» **Source information**:
- - -
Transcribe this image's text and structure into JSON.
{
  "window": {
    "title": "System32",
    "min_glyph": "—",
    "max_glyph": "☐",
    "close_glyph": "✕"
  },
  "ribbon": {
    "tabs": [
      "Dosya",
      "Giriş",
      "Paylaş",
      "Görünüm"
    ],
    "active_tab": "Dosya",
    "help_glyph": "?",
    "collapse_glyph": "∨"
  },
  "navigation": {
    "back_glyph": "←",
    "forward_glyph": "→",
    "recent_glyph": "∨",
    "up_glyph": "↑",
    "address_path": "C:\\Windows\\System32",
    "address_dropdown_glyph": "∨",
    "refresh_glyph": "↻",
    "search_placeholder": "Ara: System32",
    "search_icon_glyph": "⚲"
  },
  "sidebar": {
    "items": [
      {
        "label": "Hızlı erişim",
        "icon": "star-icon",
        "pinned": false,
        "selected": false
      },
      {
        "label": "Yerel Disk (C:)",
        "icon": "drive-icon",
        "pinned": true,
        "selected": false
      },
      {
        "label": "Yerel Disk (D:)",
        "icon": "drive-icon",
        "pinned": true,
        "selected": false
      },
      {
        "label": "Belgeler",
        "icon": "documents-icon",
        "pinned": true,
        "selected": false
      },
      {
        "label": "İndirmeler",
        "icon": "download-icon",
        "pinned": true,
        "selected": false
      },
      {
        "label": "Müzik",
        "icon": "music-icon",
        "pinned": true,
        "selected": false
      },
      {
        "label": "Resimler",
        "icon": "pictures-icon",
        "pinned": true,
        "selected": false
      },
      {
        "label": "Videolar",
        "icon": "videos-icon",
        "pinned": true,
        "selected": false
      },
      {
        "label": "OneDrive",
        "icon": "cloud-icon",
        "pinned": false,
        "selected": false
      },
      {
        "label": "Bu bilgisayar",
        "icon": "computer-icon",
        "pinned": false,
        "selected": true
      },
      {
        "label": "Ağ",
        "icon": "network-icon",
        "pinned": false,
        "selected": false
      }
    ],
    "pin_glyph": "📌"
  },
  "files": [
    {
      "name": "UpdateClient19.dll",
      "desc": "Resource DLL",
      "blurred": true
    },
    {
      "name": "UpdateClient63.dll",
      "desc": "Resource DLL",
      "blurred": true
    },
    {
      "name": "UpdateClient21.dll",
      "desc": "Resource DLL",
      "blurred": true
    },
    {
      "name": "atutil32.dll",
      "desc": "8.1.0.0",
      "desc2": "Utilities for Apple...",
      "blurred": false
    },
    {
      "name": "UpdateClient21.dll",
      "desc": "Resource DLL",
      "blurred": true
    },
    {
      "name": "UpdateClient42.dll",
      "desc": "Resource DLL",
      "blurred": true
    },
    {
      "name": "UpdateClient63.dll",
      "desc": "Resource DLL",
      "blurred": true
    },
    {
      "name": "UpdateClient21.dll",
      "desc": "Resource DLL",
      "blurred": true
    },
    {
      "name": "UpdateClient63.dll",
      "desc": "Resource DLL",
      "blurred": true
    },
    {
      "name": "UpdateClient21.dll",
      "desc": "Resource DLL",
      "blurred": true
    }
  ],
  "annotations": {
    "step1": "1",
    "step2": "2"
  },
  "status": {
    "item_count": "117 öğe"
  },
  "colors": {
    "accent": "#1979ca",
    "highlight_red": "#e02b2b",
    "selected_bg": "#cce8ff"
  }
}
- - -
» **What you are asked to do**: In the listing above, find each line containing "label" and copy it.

» **Result below**:
        "label": "Hızlı erişim",
        "label": "Yerel Disk (C:)",
        "label": "Yerel Disk (D:)",
        "label": "Belgeler",
        "label": "İndirmeler",
        "label": "Müzik",
        "label": "Resimler",
        "label": "Videolar",
        "label": "OneDrive",
        "label": "Bu bilgisayar",
        "label": "Ağ",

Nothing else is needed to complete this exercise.